Did God answer that 14-second prayer? Yes! Jesus was standing—wasn't He? Yes! This is not to say that we are to make every public prayer 14 seconds. But, in other words, public prayer in the New Testament is really very short. That's why He condemned long prayers. Can you imagine what it would have been if the priest of Baal would have been there to try and get Lazarus resurrected from the dead? It would have been shouting and screaming all day and cutting and gnashing themselves. Notice the difference. When you're dealing with the real God, you're dealing with the true God. He will answer!

Verse 43: "And after He had spoken these things, He cried with a loud voice, 'Lazarus, come forth.'" Three words, that's all it takes to raise the dead—right? Boy, I tell you, you go through these things and you think: My have we not been faithless in so many things? Have we not been unbelieving in so many things? That's why it's important to study the Word of God—to help you grow in faith, belief and understanding.

Verse 44: "And he who had been dead came forth, his feet and hands bound with grave clothes, and his face bound up with a napkin. Jesus said to them, 'Loose him and let him go.'" Now also, this tells you something about grave-clothes (just in passing here). He was not wrapped in a shroud—was he? How was he buried? No one went in to assist him—did they? Christ just said, 'Come forth.' And he walked out. This tells us that he was wrapped much like we understand mummies are wrapped. And that's how Jesus was wrapped. That's why he [Lazarus] came out bound hand and foot with grave-clothes. So they were still tied on him. He came walking out like the old movie they had years ago, The Invisible Man—the only time you could ever see him was when he was wrapped. So here, Lazarus comes walking out, still wrapped in the grave-clothes.

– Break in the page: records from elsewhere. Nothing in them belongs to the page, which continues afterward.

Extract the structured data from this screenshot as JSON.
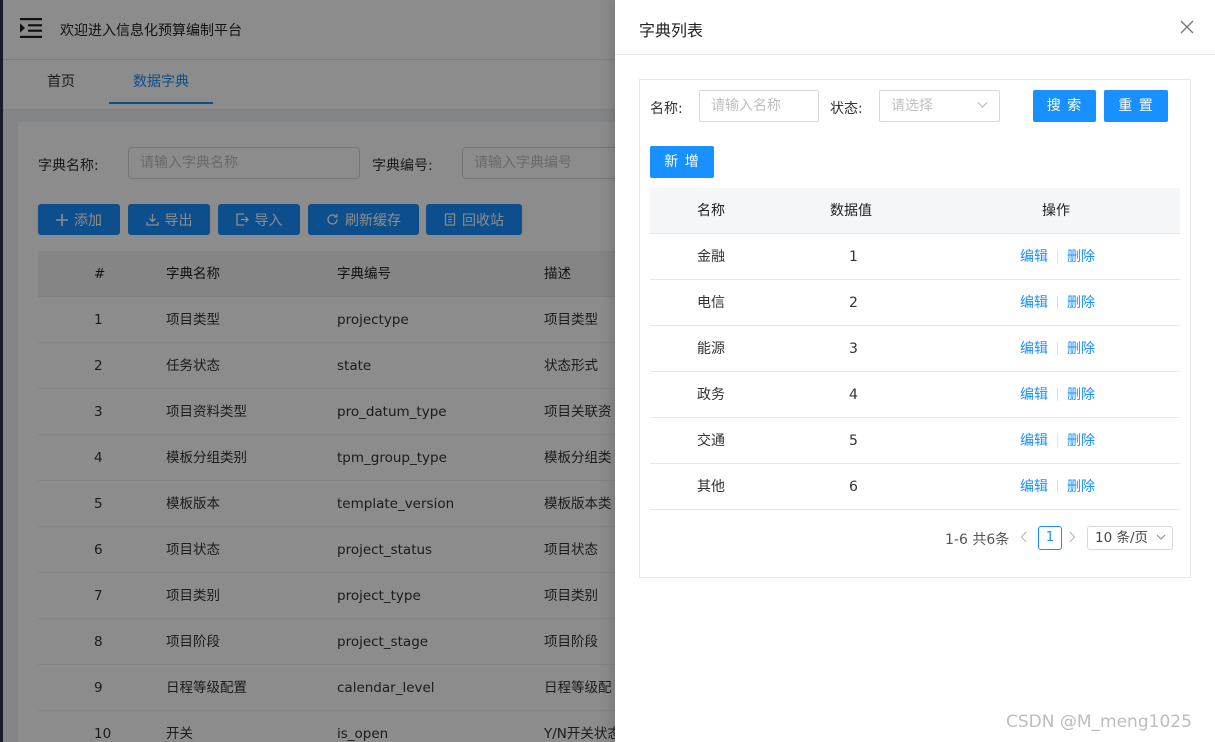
{
  "app": {
    "title": "欢迎进入信息化预算编制平台",
    "tabs": [
      "首页",
      "数据字典"
    ]
  },
  "filters": {
    "name_label": "字典名称:",
    "name_placeholder": "请输入字典名称",
    "code_label": "字典编号:",
    "code_placeholder": "请输入字典编号"
  },
  "toolbar": {
    "add": "添加",
    "export": "导出",
    "import": "导入",
    "refresh_cache": "刷新缓存",
    "recycle_bin": "回收站"
  },
  "dict_table": {
    "columns": [
      "#",
      "字典名称",
      "字典编号",
      "描述"
    ],
    "rows": [
      [
        "1",
        "项目类型",
        "projectype",
        "项目类型"
      ],
      [
        "2",
        "任务状态",
        "state",
        "状态形式"
      ],
      [
        "3",
        "项目资料类型",
        "pro_datum_type",
        "项目关联资"
      ],
      [
        "4",
        "模板分组类别",
        "tpm_group_type",
        "模板分组类"
      ],
      [
        "5",
        "模板版本",
        "template_version",
        "模板版本类"
      ],
      [
        "6",
        "项目状态",
        "project_status",
        "项目状态"
      ],
      [
        "7",
        "项目类别",
        "project_type",
        "项目类别"
      ],
      [
        "8",
        "项目阶段",
        "project_stage",
        "项目阶段"
      ],
      [
        "9",
        "日程等级配置",
        "calendar_level",
        "日程等级配"
      ],
      [
        "10",
        "开关",
        "is_open",
        "Y/N开关状态"
      ]
    ]
  },
  "drawer": {
    "title": "字典列表",
    "name_label": "名称:",
    "name_placeholder": "请输入名称",
    "status_label": "状态:",
    "status_placeholder": "请选择",
    "search_button": "搜 索",
    "reset_button": "重 置",
    "add_button": "新 增",
    "columns": [
      "名称",
      "数据值",
      "操作"
    ],
    "edit_label": "编辑",
    "delete_label": "删除",
    "rows": [
      [
        "金融",
        "1"
      ],
      [
        "电信",
        "2"
      ],
      [
        "能源",
        "3"
      ],
      [
        "政务",
        "4"
      ],
      [
        "交通",
        "5"
      ],
      [
        "其他",
        "6"
      ]
    ],
    "pagination": {
      "total_text": "1-6 共6条",
      "current_page": "1",
      "page_size": "10 条/页"
    }
  },
  "watermark": "CSDN @M_meng1025",
  "colors": {
    "primary": "#1890ff",
    "overlay": "rgba(0,0,0,0.45)"
  }
}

Quite different from a shroud.

Suffice it to say, all public prayers are to be short private prayers:

  • you can be standing
  • you can be sitting
  • you can be kneeling
  • you can have your face to the floor
  • you can be prostrate

—because it is the prayer and it is the faith—it is not the position.

The Hindus believe—and most religions have this: you put your hands together in a prayer-type position and—even the Buddhists do this; when they meet each other they put their hands together and they bow down. The reason they bow down is because they're bowing to the god in that person, because that person is a god and every person is a god. That's why Deepak Chopra says 'to know god, look in the mirror, you're looking at him.' It's not the position. You don't have to have your hands in any particular way.

Old Testament Scriptures from the King James Version
New Testament Scriptures from The New Testament in Its Original Order—A Faithful Version by Fred R. Coulter

Scriptural References:

  • Psalm 9:1-2
  • Psalm 54:1-7
  • Psalm 56:4, 1-2, 5-7
  • Psalm 109:30-31
  • Psalm 132:1-6
  • Psalm 7:17
  • Psalm 66:1-2
  • 2 Chronicles 5:11-14
  • Psalm 66:3-4
  • Psalm 100:1-5
  • Hebrews 10:16-23
  • Matthew 6:1-2
  • Luke 20:45-47
  • Matthew 6:2-7
  • Psalm 135:13-18
  • Isaiah 40:12-16, 18-26
  • Matthew 6:8
  • Matthew 14:13-20, 22-23
  • Luke 5:16
  • Luke 9:18
  • Luke 22:39-42
  • Matthew 11:20-27
  • John 11:32-44

Scriptures referenced, not quoted:

  • Hebrews 5, 10
  • 1 Corinthians 15
  • John 17

Also referenced: Sermon: Can A Man Inspire God?

Transcribed: 12-01-09